* _What you need to do_:
Each line of the listing below must be retyped exactly, with images left out.

══════

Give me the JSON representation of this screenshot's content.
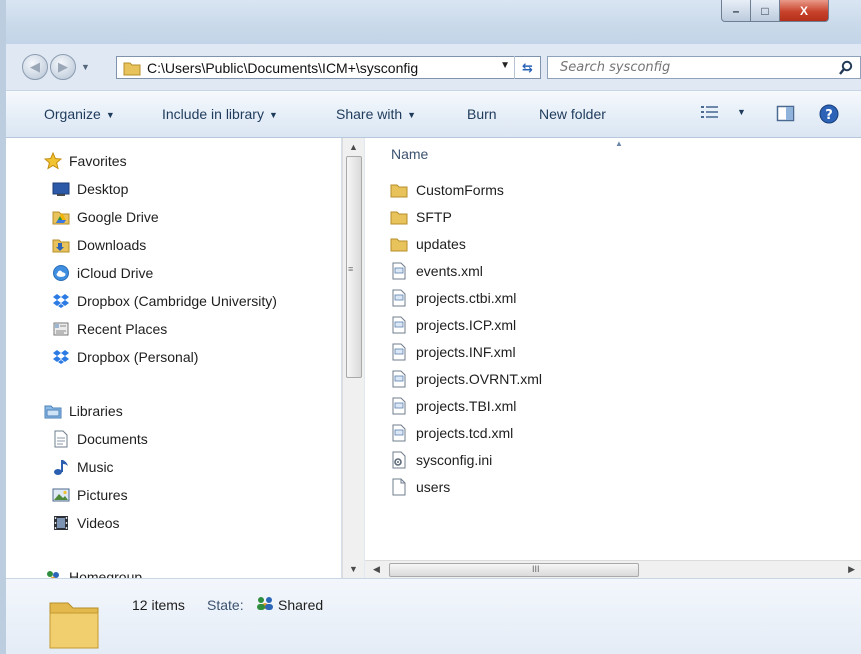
{
  "window": {
    "buttons": {
      "minimize": "–",
      "maximize": "□",
      "close": "X"
    }
  },
  "address": {
    "path": "C:\\Users\\Public\\Documents\\ICM+\\sysconfig",
    "search_placeholder": "Search sysconfig"
  },
  "toolbar": {
    "organize": "Organize",
    "include_in_library": "Include in library",
    "share_with": "Share with",
    "burn": "Burn",
    "new_folder": "New folder"
  },
  "sidebar": {
    "favorites": {
      "label": "Favorites",
      "items": [
        {
          "label": "Desktop",
          "icon": "desktop-icon"
        },
        {
          "label": "Google Drive",
          "icon": "google-drive-icon"
        },
        {
          "label": "Downloads",
          "icon": "downloads-icon"
        },
        {
          "label": "iCloud Drive",
          "icon": "icloud-icon"
        },
        {
          "label": "Dropbox (Cambridge University)",
          "icon": "dropbox-icon"
        },
        {
          "label": "Recent Places",
          "icon": "recent-places-icon"
        },
        {
          "label": "Dropbox (Personal)",
          "icon": "dropbox-icon"
        }
      ]
    },
    "libraries": {
      "label": "Libraries",
      "items": [
        {
          "label": "Documents",
          "icon": "documents-icon"
        },
        {
          "label": "Music",
          "icon": "music-icon"
        },
        {
          "label": "Pictures",
          "icon": "pictures-icon"
        },
        {
          "label": "Videos",
          "icon": "videos-icon"
        }
      ]
    },
    "homegroup": {
      "label": "Homegroup"
    }
  },
  "filelist": {
    "column_name": "Name",
    "files": [
      {
        "name": "CustomForms",
        "type": "folder"
      },
      {
        "name": "SFTP",
        "type": "folder"
      },
      {
        "name": "updates",
        "type": "folder"
      },
      {
        "name": "events.xml",
        "type": "xml"
      },
      {
        "name": "projects.ctbi.xml",
        "type": "xml"
      },
      {
        "name": "projects.ICP.xml",
        "type": "xml"
      },
      {
        "name": "projects.INF.xml",
        "type": "xml"
      },
      {
        "name": "projects.OVRNT.xml",
        "type": "xml"
      },
      {
        "name": "projects.TBI.xml",
        "type": "xml"
      },
      {
        "name": "projects.tcd.xml",
        "type": "xml"
      },
      {
        "name": "sysconfig.ini",
        "type": "ini"
      },
      {
        "name": "users",
        "type": "file"
      }
    ]
  },
  "details": {
    "item_count": "12 items",
    "state_label": "State:",
    "state_value": "Shared"
  },
  "colors": {
    "accent": "#1e3b5c",
    "folder": "#e8c25a",
    "close_button": "#c8432c"
  }
}
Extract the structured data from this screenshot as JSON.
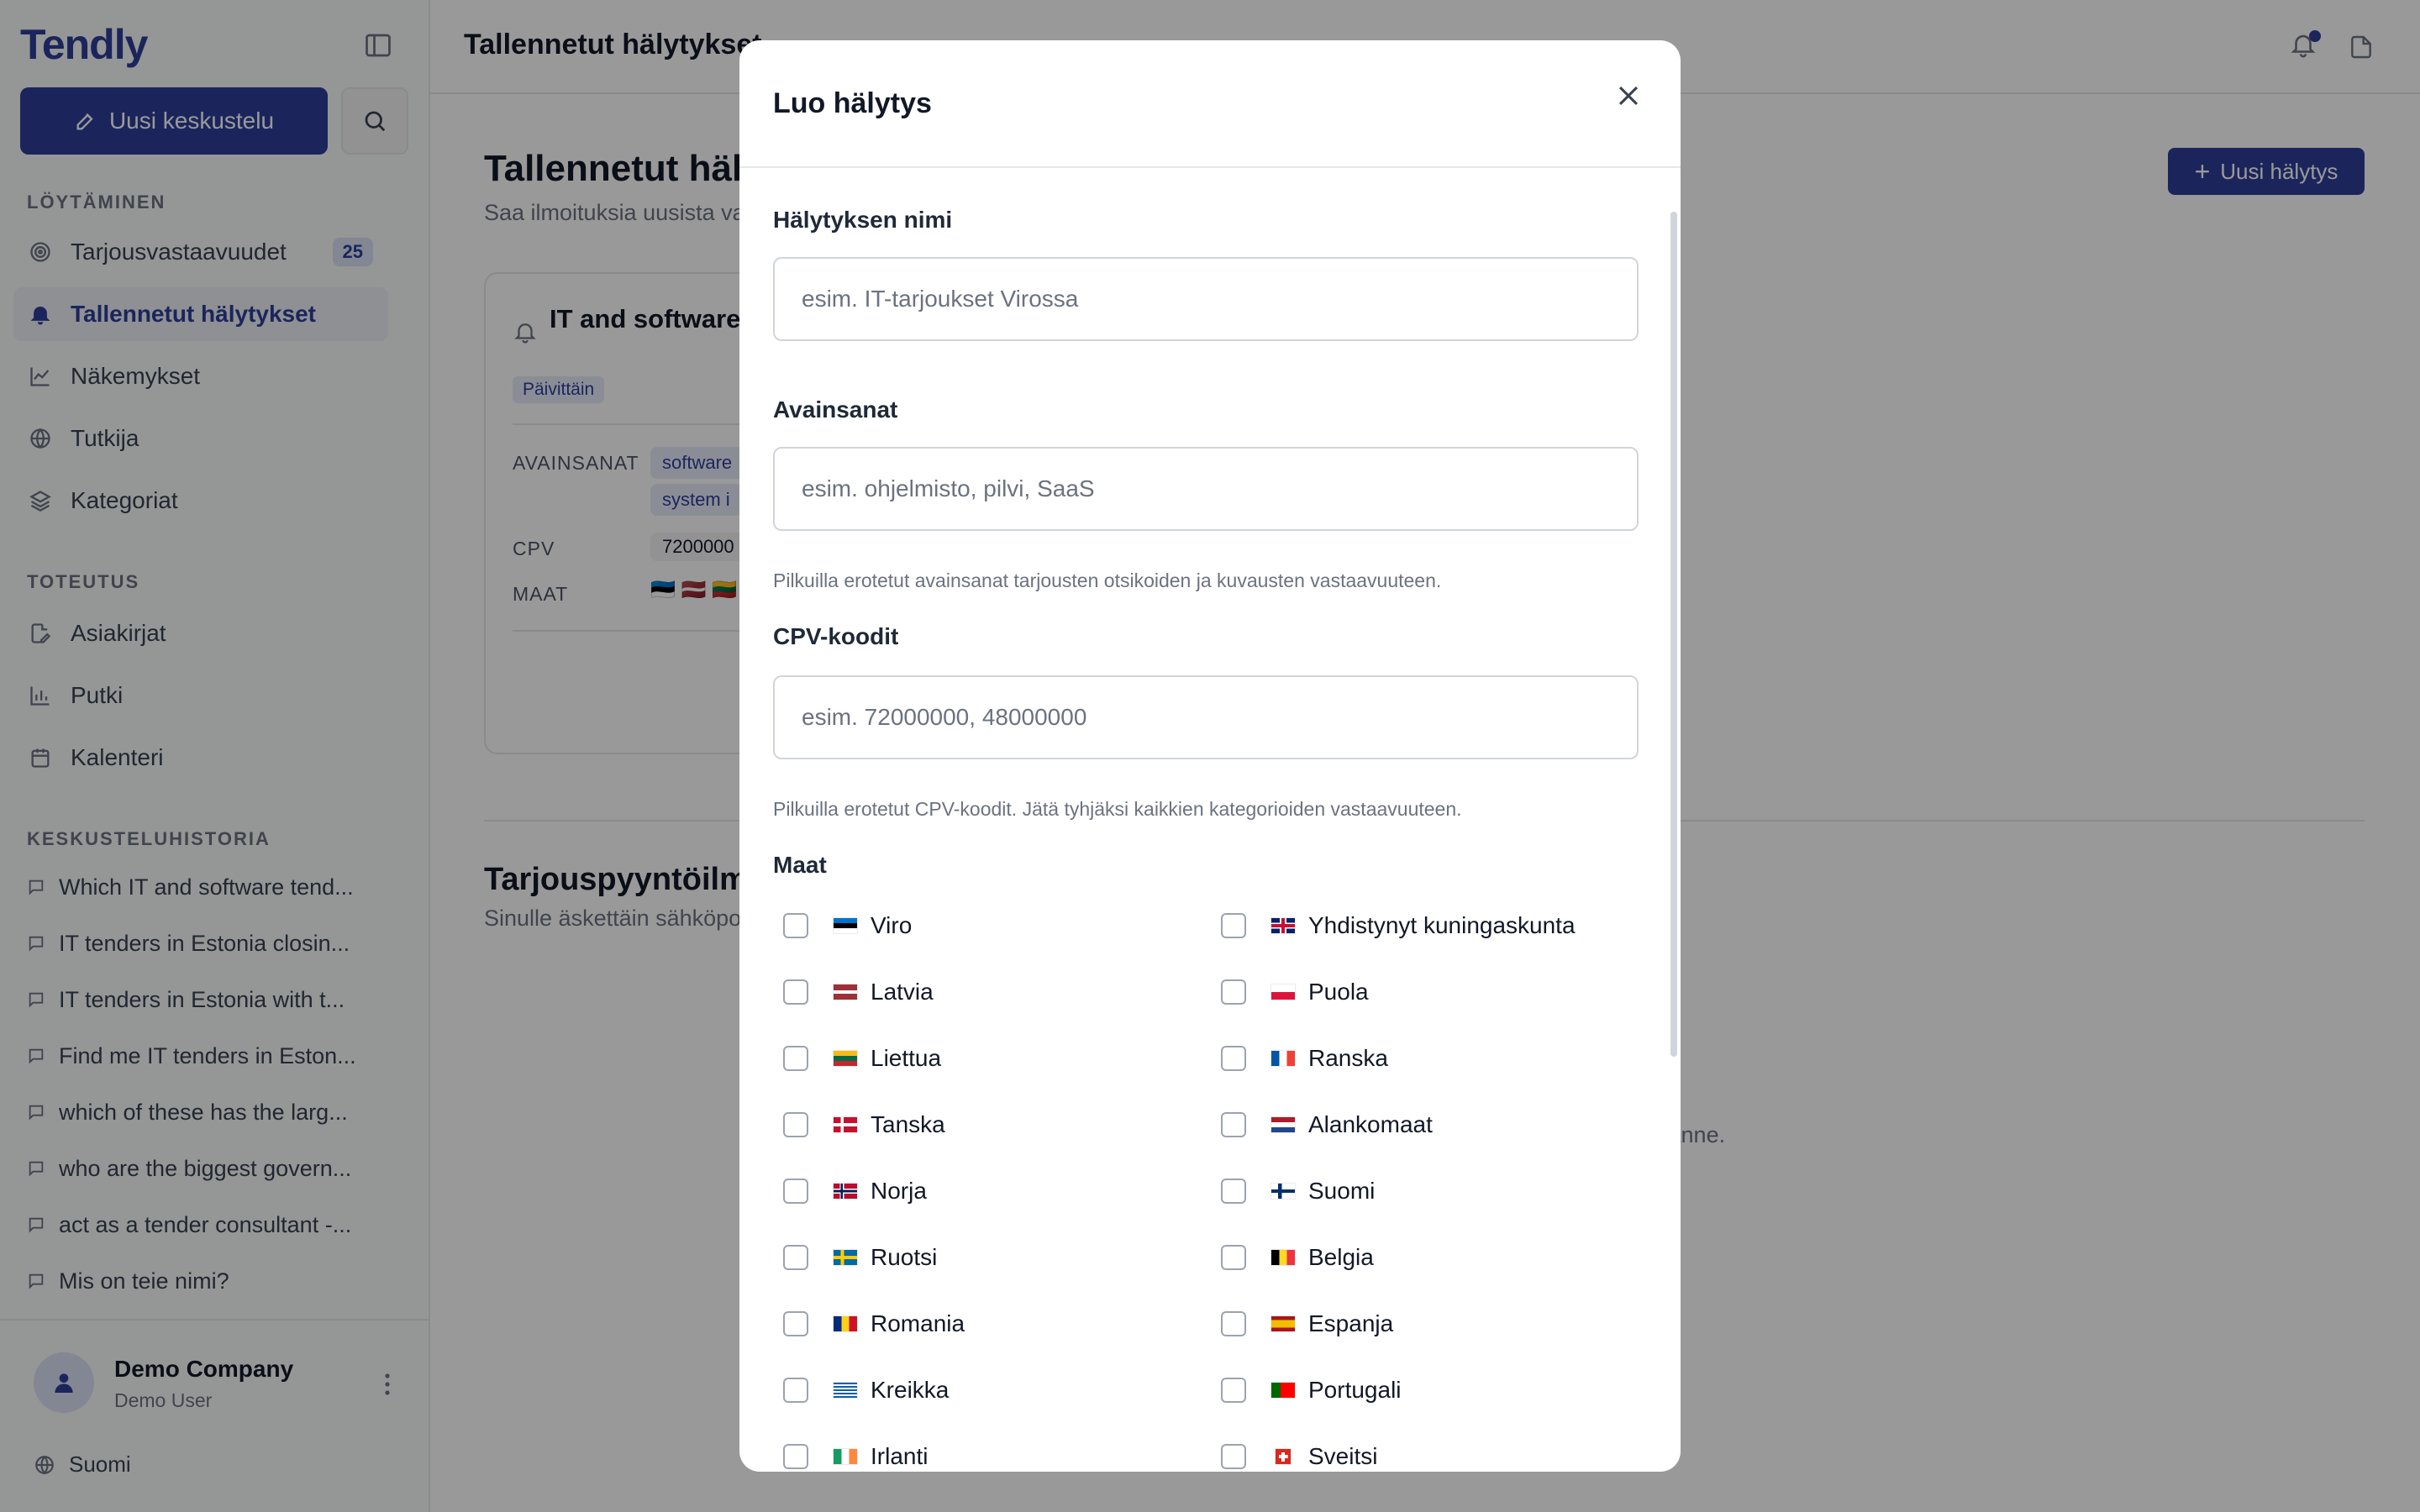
{
  "sidebar": {
    "brand": "Tendly",
    "new_chat_label": "Uusi keskustelu",
    "section_discovery": "LÖYTÄMINEN",
    "discovery_items": [
      {
        "label": "Tarjousvastaavuudet",
        "badge": "25",
        "icon": "target-icon"
      },
      {
        "label": "Tallennetut hälytykset",
        "icon": "bell-icon",
        "active": true
      },
      {
        "label": "Näkemykset",
        "icon": "chart-line-icon"
      },
      {
        "label": "Tutkija",
        "icon": "globe-icon"
      },
      {
        "label": "Kategoriat",
        "icon": "layers-icon"
      }
    ],
    "section_execution": "TOTEUTUS",
    "execution_items": [
      {
        "label": "Asiakirjat",
        "icon": "document-edit-icon"
      },
      {
        "label": "Putki",
        "icon": "bar-chart-icon"
      },
      {
        "label": "Kalenteri",
        "icon": "calendar-icon"
      }
    ],
    "section_history": "KESKUSTELUHISTORIA",
    "history": [
      "Which IT and software tend...",
      "IT tenders in Estonia closin...",
      "IT tenders in Estonia with t...",
      "Find me IT tenders in Eston...",
      "which of these has the larg...",
      "who are the biggest govern...",
      "act as a tender consultant -...",
      "Mis on teie nimi?"
    ],
    "company": "Demo Company",
    "user": "Demo User",
    "language": "Suomi"
  },
  "topbar": {
    "title": "Tallennetut hälytykset"
  },
  "main": {
    "page_title": "Tallennetut hälyt",
    "page_subtitle": "Saa ilmoituksia uusista va",
    "new_alert_label": "Uusi hälytys",
    "card": {
      "title": "IT and software Baltics",
      "frequency": "Päivittäin",
      "keywords_label": "AVAINSANAT",
      "keywords": [
        "software",
        "system i"
      ],
      "cpv_label": "CPV",
      "cpv_value": "7200000",
      "countries_label": "MAAT",
      "flags": "🇪🇪 🇱🇻 🇱🇹"
    },
    "section2_title": "Tarjouspyyntöilm",
    "section2_subtitle": "Sinulle äskettäin sähköpo",
    "empty_text": "styvät tänne."
  },
  "modal": {
    "title": "Luo hälytys",
    "name_label": "Hälytyksen nimi",
    "name_placeholder": "esim. IT-tarjoukset Virossa",
    "keywords_label": "Avainsanat",
    "keywords_placeholder": "esim. ohjelmisto, pilvi, SaaS",
    "keywords_hint": "Pilkuilla erotetut avainsanat tarjousten otsikoiden ja kuvausten vastaavuuteen.",
    "cpv_label": "CPV-koodit",
    "cpv_placeholder": "esim. 72000000, 48000000",
    "cpv_hint": "Pilkuilla erotetut CPV-koodit. Jätä tyhjäksi kaikkien kategorioiden vastaavuuteen.",
    "countries_label": "Maat",
    "countries_left": [
      {
        "name": "Viro",
        "flag": "ee",
        "checked": false
      },
      {
        "name": "Latvia",
        "flag": "lv",
        "checked": false
      },
      {
        "name": "Liettua",
        "flag": "lt",
        "checked": false
      },
      {
        "name": "Tanska",
        "flag": "dk",
        "checked": false
      },
      {
        "name": "Norja",
        "flag": "no",
        "checked": false
      },
      {
        "name": "Ruotsi",
        "flag": "se",
        "checked": false
      },
      {
        "name": "Romania",
        "flag": "ro",
        "checked": false
      },
      {
        "name": "Kreikka",
        "flag": "gr",
        "checked": false
      },
      {
        "name": "Irlanti",
        "flag": "ie",
        "checked": false
      }
    ],
    "countries_right": [
      {
        "name": "Yhdistynyt kuningaskunta",
        "flag": "gb",
        "checked": false
      },
      {
        "name": "Puola",
        "flag": "pl",
        "checked": false
      },
      {
        "name": "Ranska",
        "flag": "fr",
        "checked": false
      },
      {
        "name": "Alankomaat",
        "flag": "nl",
        "checked": false
      },
      {
        "name": "Suomi",
        "flag": "fi",
        "checked": false
      },
      {
        "name": "Belgia",
        "flag": "be",
        "checked": false
      },
      {
        "name": "Espanja",
        "flag": "es",
        "checked": false
      },
      {
        "name": "Portugali",
        "flag": "pt",
        "checked": false
      },
      {
        "name": "Sveitsi",
        "flag": "ch",
        "checked": false
      }
    ]
  },
  "colors": {
    "accent": "#2e3f99",
    "overlay": "rgba(0,0,0,0.4)"
  }
}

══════

* _Expected output_:
Give me the JSON representation of this screenshot's content.
{
  "window": {
    "buttons": {
      "minimize": "–",
      "maximize": "□",
      "close": "X"
    }
  },
  "address": {
    "path": "C:\\Users\\Public\\Documents\\ICM+\\sysconfig",
    "search_placeholder": "Search sysconfig"
  },
  "toolbar": {
    "organize": "Organize",
    "include_in_library": "Include in library",
    "share_with": "Share with",
    "burn": "Burn",
    "new_folder": "New folder"
  },
  "sidebar": {
    "favorites": {
      "label": "Favorites",
      "items": [
        {
          "label": "Desktop",
          "icon": "desktop-icon"
        },
        {
          "label": "Google Drive",
          "icon": "google-drive-icon"
        },
        {
          "label": "Downloads",
          "icon": "downloads-icon"
        },
        {
          "label": "iCloud Drive",
          "icon": "icloud-icon"
        },
        {
          "label": "Dropbox (Cambridge University)",
          "icon": "dropbox-icon"
        },
        {
          "label": "Recent Places",
          "icon": "recent-places-icon"
        },
        {
          "label": "Dropbox (Personal)",
          "icon": "dropbox-icon"
        }
      ]
    },
    "libraries": {
      "label": "Libraries",
      "items": [
        {
          "label": "Documents",
          "icon": "documents-icon"
        },
        {
          "label": "Music",
          "icon": "music-icon"
        },
        {
          "label": "Pictures",
          "icon": "pictures-icon"
        },
        {
          "label": "Videos",
          "icon": "videos-icon"
        }
      ]
    },
    "homegroup": {
      "label": "Homegroup"
    }
  },
  "filelist": {
    "column_name": "Name",
    "files": [
      {
        "name": "CustomForms",
        "type": "folder"
      },
      {
        "name": "SFTP",
        "type": "folder"
      },
      {
        "name": "updates",
        "type": "folder"
      },
      {
        "name": "events.xml",
        "type": "xml"
      },
      {
        "name": "projects.ctbi.xml",
        "type": "xml"
      },
      {
        "name": "projects.ICP.xml",
        "type": "xml"
      },
      {
        "name": "projects.INF.xml",
        "type": "xml"
      },
      {
        "name": "projects.OVRNT.xml",
        "type": "xml"
      },
      {
        "name": "projects.TBI.xml",
        "type": "xml"
      },
      {
        "name": "projects.tcd.xml",
        "type": "xml"
      },
      {
        "name": "sysconfig.ini",
        "type": "ini"
      },
      {
        "name": "users",
        "type": "file"
      }
    ]
  },
  "details": {
    "item_count": "12 items",
    "state_label": "State:",
    "state_value": "Shared"
  },
  "colors": {
    "accent": "#1e3b5c",
    "folder": "#e8c25a",
    "close_button": "#c8432c"
  }
}
Extract the structured data from this screenshot as JSON.
{
  "sidebar": {
    "brand": "Tendly",
    "new_chat_label": "Uusi keskustelu",
    "section_discovery": "LÖYTÄMINEN",
    "discovery_items": [
      {
        "label": "Tarjousvastaavuudet",
        "badge": "25",
        "icon": "target-icon"
      },
      {
        "label": "Tallennetut hälytykset",
        "icon": "bell-icon",
        "active": true
      },
      {
        "label": "Näkemykset",
        "icon": "chart-line-icon"
      },
      {
        "label": "Tutkija",
        "icon": "globe-icon"
      },
      {
        "label": "Kategoriat",
        "icon": "layers-icon"
      }
    ],
    "section_execution": "TOTEUTUS",
    "execution_items": [
      {
        "label": "Asiakirjat",
        "icon": "document-edit-icon"
      },
      {
        "label": "Putki",
        "icon": "bar-chart-icon"
      },
      {
        "label": "Kalenteri",
        "icon": "calendar-icon"
      }
    ],
    "section_history": "KESKUSTELUHISTORIA",
    "history": [
      "Which IT and software tend...",
      "IT tenders in Estonia closin...",
      "IT tenders in Estonia with t...",
      "Find me IT tenders in Eston...",
      "which of these has the larg...",
      "who are the biggest govern...",
      "act as a tender consultant -...",
      "Mis on teie nimi?"
    ],
    "company": "Demo Company",
    "user": "Demo User",
    "language": "Suomi"
  },
  "topbar": {
    "title": "Tallennetut hälytykset"
  },
  "main": {
    "page_title": "Tallennetut hälyt",
    "page_subtitle": "Saa ilmoituksia uusista va",
    "new_alert_label": "Uusi hälytys",
    "card": {
      "title": "IT and software Baltics",
      "frequency": "Päivittäin",
      "keywords_label": "AVAINSANAT",
      "keywords": [
        "software",
        "system i"
      ],
      "cpv_label": "CPV",
      "cpv_value": "7200000",
      "countries_label": "MAAT",
      "flags": "🇪🇪 🇱🇻 🇱🇹"
    },
    "section2_title": "Tarjouspyyntöilm",
    "section2_subtitle": "Sinulle äskettäin sähköpo",
    "empty_text": "styvät tänne."
  },
  "modal": {
    "title": "Luo hälytys",
    "name_label": "Hälytyksen nimi",
    "name_placeholder": "esim. IT-tarjoukset Virossa",
    "keywords_label": "Avainsanat",
    "keywords_placeholder": "esim. ohjelmisto, pilvi, SaaS",
    "keywords_hint": "Pilkuilla erotetut avainsanat tarjousten otsikoiden ja kuvausten vastaavuuteen.",
    "cpv_label": "CPV-koodit",
    "cpv_placeholder": "esim. 72000000, 48000000",
    "cpv_hint": "Pilkuilla erotetut CPV-koodit. Jätä tyhjäksi kaikkien kategorioiden vastaavuuteen.",
    "countries_label": "Maat",
    "countries_left": [
      {
        "name": "Viro",
        "flag": "ee",
        "checked": false
      },
      {
        "name": "Latvia",
        "flag": "lv",
        "checked": false
      },
      {
        "name": "Liettua",
        "flag": "lt",
        "checked": false
      },
      {
        "name": "Tanska",
        "flag": "dk",
        "checked": false
      },
      {
        "name": "Norja",
        "flag": "no",
        "checked": false
      },
      {
        "name": "Ruotsi",
        "flag": "se",
        "checked": false
      },
      {
        "name": "Romania",
        "flag": "ro",
        "checked": false
      },
      {
        "name": "Kreikka",
        "flag": "gr",
        "checked": false
      },
      {
        "name": "Irlanti",
        "flag": "ie",
        "checked": false
      }
    ],
    "countries_right": [
      {
        "name": "Yhdistynyt kuningaskunta",
        "flag": "gb",
        "checked": false
      },
      {
        "name": "Puola",
        "flag": "pl",
        "checked": false
      },
      {
        "name": "Ranska",
        "flag": "fr",
        "checked": false
      },
      {
        "name": "Alankomaat",
        "flag": "nl",
        "checked": false
      },
      {
        "name": "Suomi",
        "flag": "fi",
        "checked": false
      },
      {
        "name": "Belgia",
        "flag": "be",
        "checked": false
      },
      {
        "name": "Espanja",
        "flag": "es",
        "checked": false
      },
      {
        "name": "Portugali",
        "flag": "pt",
        "checked": false
      },
      {
        "name": "Sveitsi",
        "flag": "ch",
        "checked": false
      }
    ]
  },
  "colors": {
    "accent": "#2e3f99",
    "overlay": "rgba(0,0,0,0.4)"
  }
}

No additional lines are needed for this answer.